On July 19, 2018, the French Data Protection Authority (“CNIL”) announced that it served a formal notice to two advertising startups headquartered in France, FIDZUP and TEEMO. Both companies collect personal data from mobile phones via software development kit (“SDK”) tools integrated into the code of their partners’ mobile appseven when the apps are not in useand process the data to conduct marketing campaigns on mobile phones. Continue Reading CNIL Serves Formal Notice to Marketing Companies to Obtain User’s Consent for Processing Geolocation Data for Ad Targeting

Recently, Iowa and Nebraska enacted information security laws applicable to personal information. Iowa’s law applies to operators of online services directed at and used by students in kindergarten through grade 12, whereas Nebraska’s law applies to all commercial entities doing business in Nebraska who own or license Nebraska residents’ personal information. Continue Reading Iowa and Nebraska Enact Information Security Laws

Recently, the Personal Data Collection and Protection Ordinance (“the Ordinance”) was introduced to the Chicago City Council. The Ordinance would require businesses to (1) obtain prior opt-in consent from Chicago residents to use, disclose or sell their personal information, (2) notify affected Chicago residents and the City of Chicago in the event of a data breach, (3) register with the City of Chicago if they qualify as “data brokers,” (4) provide specific notification to mobile device users for location services and (5) obtain prior express consent to use geolocation data from mobile applications.  Continue Reading Chicago Introduces Data Protection Ordinance

On May 24, 2018, the Federal Trade Commission granted final approval to a settlement (the “Final Settlement”) with PayPal, Inc., to resolve charges that PayPal’s peer-to-peer payment service, Venmo, misled consumers regarding certain restrictions on the use of its service, as well as the privacy of transactions. The proposed settlement was announced on February 27, 2018. In its complaint, the FTC alleged that Venmo misrepresented its information security practices by stating that it “uses bank-grade security systems and data encryption to protect your financial information.” Instead, the FTC alleged that Venmo violated the Gramm-Leach-Bliley Act’s (“GLBA’s”) Safeguards Rule by failing to (1) have a written information security program; (2) assess the risks to the security, confidentiality and integrity of customer information; and (3) implement basic safeguards such as providing security notifications to users that their passwords were changed. The complaint also alleged that Venmo (1) misled consumers about their ability to transfer funds to external bank accounts, and (2) misrepresented the extent to which consumers could control the privacy of their transactions, in violation of the GLBA Privacy Rule. Continue Reading FTC Approves Settlement with PayPal Regarding Alleged Venmo Privacy Misrepresentations

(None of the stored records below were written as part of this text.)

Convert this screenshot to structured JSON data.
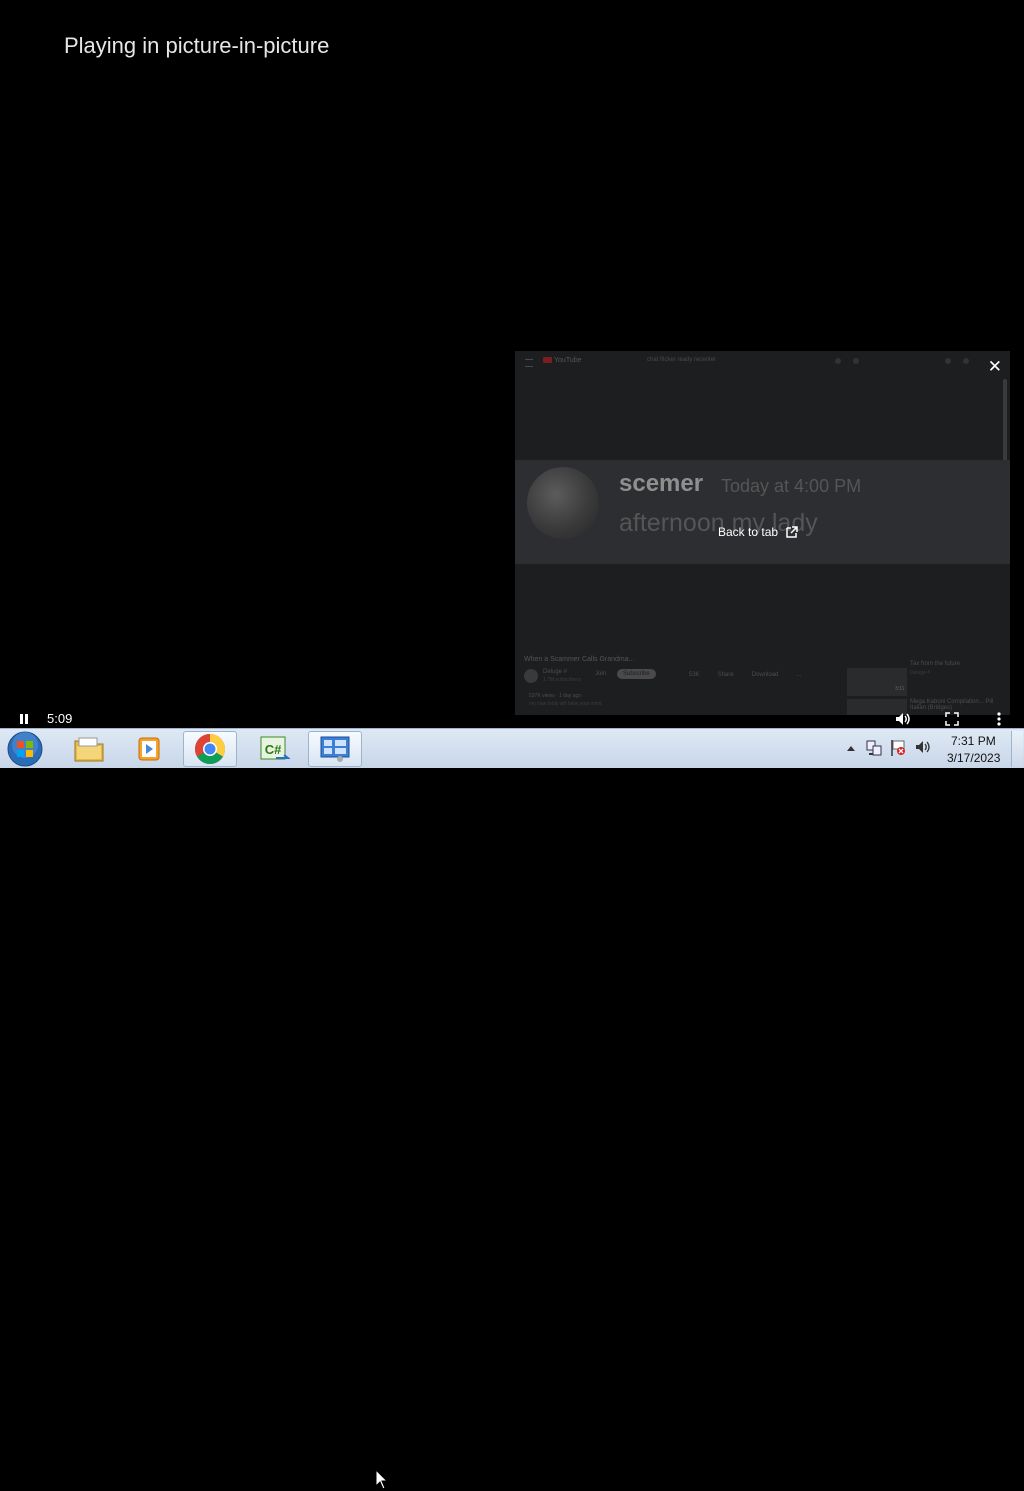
{
  "pip_page": {
    "title": "Playing in picture-in-picture",
    "time": "5:09"
  },
  "pip_window": {
    "back_to_tab": "Back to tab",
    "close": "✕",
    "youtube": {
      "logo": "YouTube",
      "search_placeholder": "chat flicker ready recenter",
      "video_title": "When a Scammer Calls Grandma...",
      "channel_name": "Deluge #",
      "channel_subs": "1.7M subscribers",
      "join": "Join",
      "subscribe": "Subscribe",
      "actions": [
        "53K",
        "Share",
        "Download",
        "..."
      ],
      "views": "537K views · 1 day ago",
      "description": "my new tools will blow your mind",
      "sidebar": [
        {
          "title": "Tax from the future",
          "sub": "Deluge #"
        },
        {
          "title": "Mega Kaboni Compilation... Pill Italian (Bridges)",
          "sub": "Kaboni # · 2.1M"
        }
      ],
      "thumb_time": "3:11"
    },
    "message": {
      "user": "scemer",
      "timestamp": "Today at 4:00 PM",
      "text": "afternoon my lady"
    }
  },
  "taskbar": {
    "apps": [
      {
        "name": "File Explorer",
        "icon": "folder-icon"
      },
      {
        "name": "Windows Media Player",
        "icon": "media-player-icon"
      },
      {
        "name": "Google Chrome",
        "icon": "chrome-icon"
      },
      {
        "name": "C# Editor",
        "icon": "csharp-icon"
      },
      {
        "name": "Control Panel",
        "icon": "control-panel-icon"
      }
    ],
    "clock": {
      "time": "7:31 PM",
      "date": "3/17/2023"
    }
  }
}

On February 27, 2018, the Federal Trade Commission (“FTC”) announced an agreement with PayPal, Inc., to settle charges that its Venmo peer-to-peer payment service misled consumers regarding privacy and the extent to which consumers’ financial accounts were secured. This is the second significant FTC settlement in the past three months that addressed these issues, following the FTC’s action against TaxSlayer, Inc. and signals a renewed focus by the FTC on violations of the Gramm-Leach-Bliley Act’s (“GLBA’s”) Privacy and Safeguards Rules. Continue Reading FTC Announces Settlement for Venmo’s Alleged Violations of the GLBA’s Privacy and Safeguards Rules

On February 22, 2018, the Federal Trade Commission (“FTC”) published a blog post that provides tips on how consumers can use Virtual Private Network (“VPN”) apps to protect their information while in transit over public networks. The FTC notes that some consumers are finding VPN apps helpful in protecting their mobile device traffic over Wi-Fi networks at coffee shops, airports and other locations. Through a VPN app, a user can browse websites and use apps on their mobile devices, still shielding the traffic from prying eyes as it transmits via public networks.

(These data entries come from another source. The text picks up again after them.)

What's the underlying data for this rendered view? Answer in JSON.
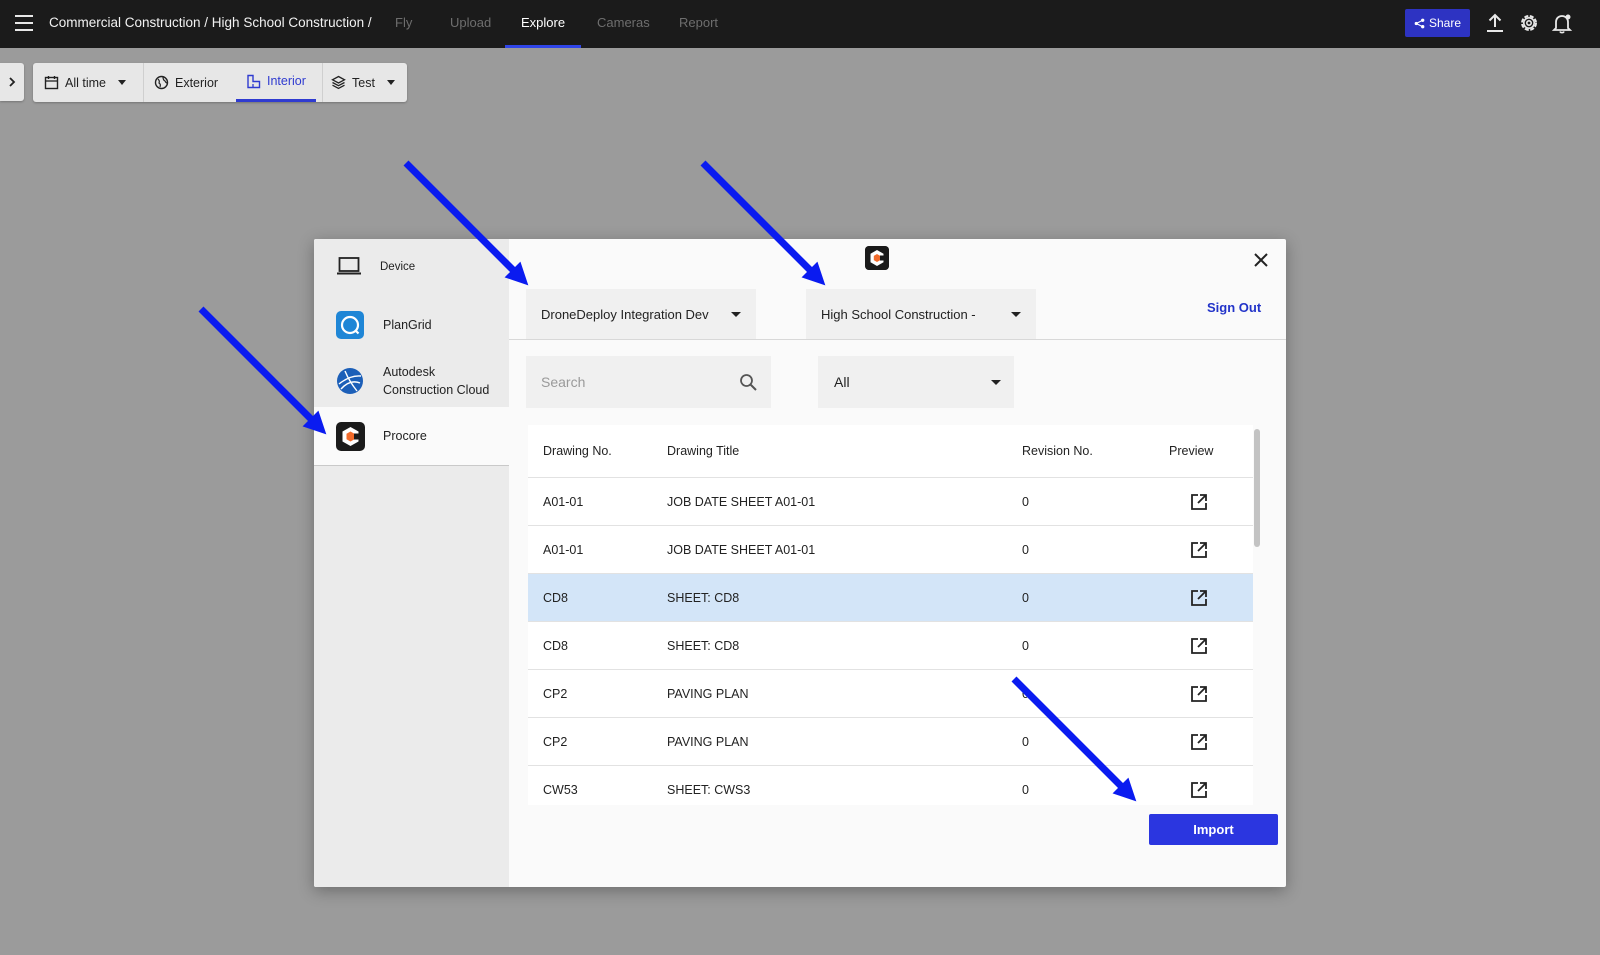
{
  "topbar": {
    "breadcrumb": "Commercial Construction / High School Construction /",
    "tabs": [
      {
        "label": "Fly"
      },
      {
        "label": "Upload"
      },
      {
        "label": "Explore"
      },
      {
        "label": "Cameras"
      },
      {
        "label": "Report"
      }
    ],
    "active_tab": "Explore",
    "share_label": "Share"
  },
  "toolbar": {
    "time_label": "All time",
    "exterior_label": "Exterior",
    "interior_label": "Interior",
    "layer_label": "Test"
  },
  "modal": {
    "sources": [
      {
        "label": "Device"
      },
      {
        "label": "PlanGrid"
      },
      {
        "label": "Autodesk Construction Cloud"
      },
      {
        "label": "Procore"
      }
    ],
    "active_source": "Procore",
    "company_select": "DroneDeploy Integration Dev",
    "project_select": "High School Construction - ",
    "sign_out_label": "Sign Out",
    "search_placeholder": "Search",
    "filter_select": "All",
    "table": {
      "headers": {
        "number": "Drawing No.",
        "title": "Drawing Title",
        "revision": "Revision No.",
        "preview": "Preview"
      },
      "rows": [
        {
          "number": "A01-01",
          "title": "JOB DATE SHEET A01-01",
          "revision": "0"
        },
        {
          "number": "A01-01",
          "title": "JOB DATE SHEET A01-01",
          "revision": "0"
        },
        {
          "number": "CD8",
          "title": "SHEET: CD8",
          "revision": "0",
          "selected": true
        },
        {
          "number": "CD8",
          "title": "SHEET: CD8",
          "revision": "0"
        },
        {
          "number": "CP2",
          "title": "PAVING PLAN",
          "revision": "0"
        },
        {
          "number": "CP2",
          "title": "PAVING PLAN",
          "revision": "0"
        },
        {
          "number": "CW53",
          "title": "SHEET: CWS3",
          "revision": "0"
        }
      ]
    },
    "import_label": "Import"
  },
  "colors": {
    "accent": "#2b36e0",
    "topbar_bg": "#1b1b1b",
    "overlay_bg": "#9b9b9b",
    "selected_row": "#d3e5f8",
    "annotation_arrow": "#0a1bf0"
  }
}
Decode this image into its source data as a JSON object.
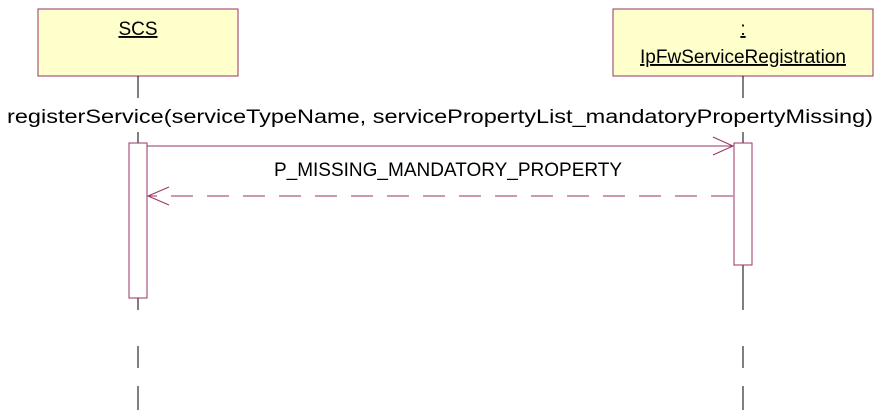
{
  "diagram": {
    "participants": [
      {
        "id": "scs",
        "label": "SCS"
      },
      {
        "id": "fw",
        "label_top": ":",
        "label": "IpFwServiceRegistration"
      }
    ],
    "messages": [
      {
        "from": "scs",
        "to": "fw",
        "label": "registerService(serviceTypeName, servicePropertyList_mandatoryPropertyMissing)",
        "style": "solid"
      },
      {
        "from": "fw",
        "to": "scs",
        "label": "P_MISSING_MANDATORY_PROPERTY",
        "style": "dashed"
      }
    ],
    "colors": {
      "box_fill": "#ffffcc",
      "line": "#993366",
      "lifeline": "#000000"
    }
  }
}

Continue Reading FTC Issues Tips on VPN Apps

Recently, the Office of the Privacy Commissioner of Canada (“OPC”) issued its 2017 Global Privacy Enforcement Network Sweep results (the “Report”), which focused on certain privacy practices of online educational tools and services targeted at classrooms. The OPC examined the privacy practices of two dozen educational websites and apps used by K-12 students. The “sweep” sought to replicate the consumer experience by interacting with the websites and apps, and recording the privacy practices and controls in place. The overarching theme of the Report is “user controls over personal information,” which the OPC further refined into four subthemes: (1) transparency, (2) consent, (3) age-appropriate collection and disclosure, and (4) deletion of personal information. Continue Reading Canadian Privacy Commissioner Issues Report on Children’s Educational Apps

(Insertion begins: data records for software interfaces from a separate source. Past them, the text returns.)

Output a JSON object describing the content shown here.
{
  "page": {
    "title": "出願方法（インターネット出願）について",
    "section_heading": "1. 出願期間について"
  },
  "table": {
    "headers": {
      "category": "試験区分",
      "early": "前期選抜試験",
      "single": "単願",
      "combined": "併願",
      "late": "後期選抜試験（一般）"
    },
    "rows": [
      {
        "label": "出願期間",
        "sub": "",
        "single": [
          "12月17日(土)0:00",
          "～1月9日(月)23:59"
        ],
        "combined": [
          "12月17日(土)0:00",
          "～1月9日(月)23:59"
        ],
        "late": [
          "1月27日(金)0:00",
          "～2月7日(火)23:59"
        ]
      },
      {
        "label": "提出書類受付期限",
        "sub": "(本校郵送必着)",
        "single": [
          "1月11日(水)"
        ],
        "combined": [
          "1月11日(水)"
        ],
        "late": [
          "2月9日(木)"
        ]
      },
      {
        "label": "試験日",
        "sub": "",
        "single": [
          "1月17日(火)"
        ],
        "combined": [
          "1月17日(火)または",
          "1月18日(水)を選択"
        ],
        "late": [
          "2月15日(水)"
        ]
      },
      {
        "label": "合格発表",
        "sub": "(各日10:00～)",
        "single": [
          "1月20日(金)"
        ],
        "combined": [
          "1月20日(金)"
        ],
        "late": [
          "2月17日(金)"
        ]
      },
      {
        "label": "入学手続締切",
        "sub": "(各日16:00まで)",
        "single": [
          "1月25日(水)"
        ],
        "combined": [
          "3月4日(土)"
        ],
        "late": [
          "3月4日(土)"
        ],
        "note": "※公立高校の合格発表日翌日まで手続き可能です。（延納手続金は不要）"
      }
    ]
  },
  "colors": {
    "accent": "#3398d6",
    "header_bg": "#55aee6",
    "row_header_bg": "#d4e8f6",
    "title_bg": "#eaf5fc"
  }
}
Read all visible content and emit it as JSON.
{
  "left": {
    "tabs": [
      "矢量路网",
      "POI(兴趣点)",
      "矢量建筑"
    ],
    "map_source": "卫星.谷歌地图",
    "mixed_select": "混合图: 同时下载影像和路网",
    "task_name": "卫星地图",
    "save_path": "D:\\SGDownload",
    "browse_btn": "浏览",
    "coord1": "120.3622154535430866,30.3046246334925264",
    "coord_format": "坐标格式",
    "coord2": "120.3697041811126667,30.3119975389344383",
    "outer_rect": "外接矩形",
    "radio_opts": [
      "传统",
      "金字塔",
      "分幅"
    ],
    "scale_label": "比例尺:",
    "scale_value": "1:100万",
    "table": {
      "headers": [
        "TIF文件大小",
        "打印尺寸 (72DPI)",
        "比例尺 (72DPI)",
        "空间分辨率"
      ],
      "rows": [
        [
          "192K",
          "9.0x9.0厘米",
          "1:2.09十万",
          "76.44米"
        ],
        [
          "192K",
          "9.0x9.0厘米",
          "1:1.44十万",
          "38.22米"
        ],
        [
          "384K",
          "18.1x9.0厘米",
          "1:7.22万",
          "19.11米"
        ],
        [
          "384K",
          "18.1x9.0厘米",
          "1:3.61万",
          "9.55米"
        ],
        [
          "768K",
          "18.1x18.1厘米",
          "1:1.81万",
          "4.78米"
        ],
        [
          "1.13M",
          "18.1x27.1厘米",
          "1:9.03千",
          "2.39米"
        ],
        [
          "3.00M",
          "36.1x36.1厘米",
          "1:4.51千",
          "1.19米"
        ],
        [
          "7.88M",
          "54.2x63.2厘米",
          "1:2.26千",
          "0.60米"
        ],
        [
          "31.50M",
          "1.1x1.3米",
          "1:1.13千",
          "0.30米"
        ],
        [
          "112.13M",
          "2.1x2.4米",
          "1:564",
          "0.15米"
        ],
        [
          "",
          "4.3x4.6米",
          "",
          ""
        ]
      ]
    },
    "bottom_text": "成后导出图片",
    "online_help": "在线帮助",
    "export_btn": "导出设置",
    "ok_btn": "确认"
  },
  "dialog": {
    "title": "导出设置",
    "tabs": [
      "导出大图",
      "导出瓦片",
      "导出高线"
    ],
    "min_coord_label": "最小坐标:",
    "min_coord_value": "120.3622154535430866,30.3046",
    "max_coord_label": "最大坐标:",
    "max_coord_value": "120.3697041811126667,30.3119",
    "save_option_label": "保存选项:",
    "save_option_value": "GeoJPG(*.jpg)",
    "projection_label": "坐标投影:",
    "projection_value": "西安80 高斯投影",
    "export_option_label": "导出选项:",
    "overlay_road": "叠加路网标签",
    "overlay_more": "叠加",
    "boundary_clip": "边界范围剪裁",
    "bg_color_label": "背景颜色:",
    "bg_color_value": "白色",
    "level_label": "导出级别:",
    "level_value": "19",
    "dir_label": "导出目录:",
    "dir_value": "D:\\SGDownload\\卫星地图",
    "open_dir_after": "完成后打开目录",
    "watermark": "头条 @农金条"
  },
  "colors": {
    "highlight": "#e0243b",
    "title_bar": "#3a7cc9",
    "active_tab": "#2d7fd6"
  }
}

On October 14, 2016, California Attorney General Kamala D. Harris announced the release of a publicly available online form that will enable consumers to report potential violations of the California Online Privacy Protection Act (“CalOPPA”). CalOPPA requires website and mobile app operators to post a privacy policy that contains certain specific content. Continue Reading California AG Announces Launch of Online CalOPPA Reporting Form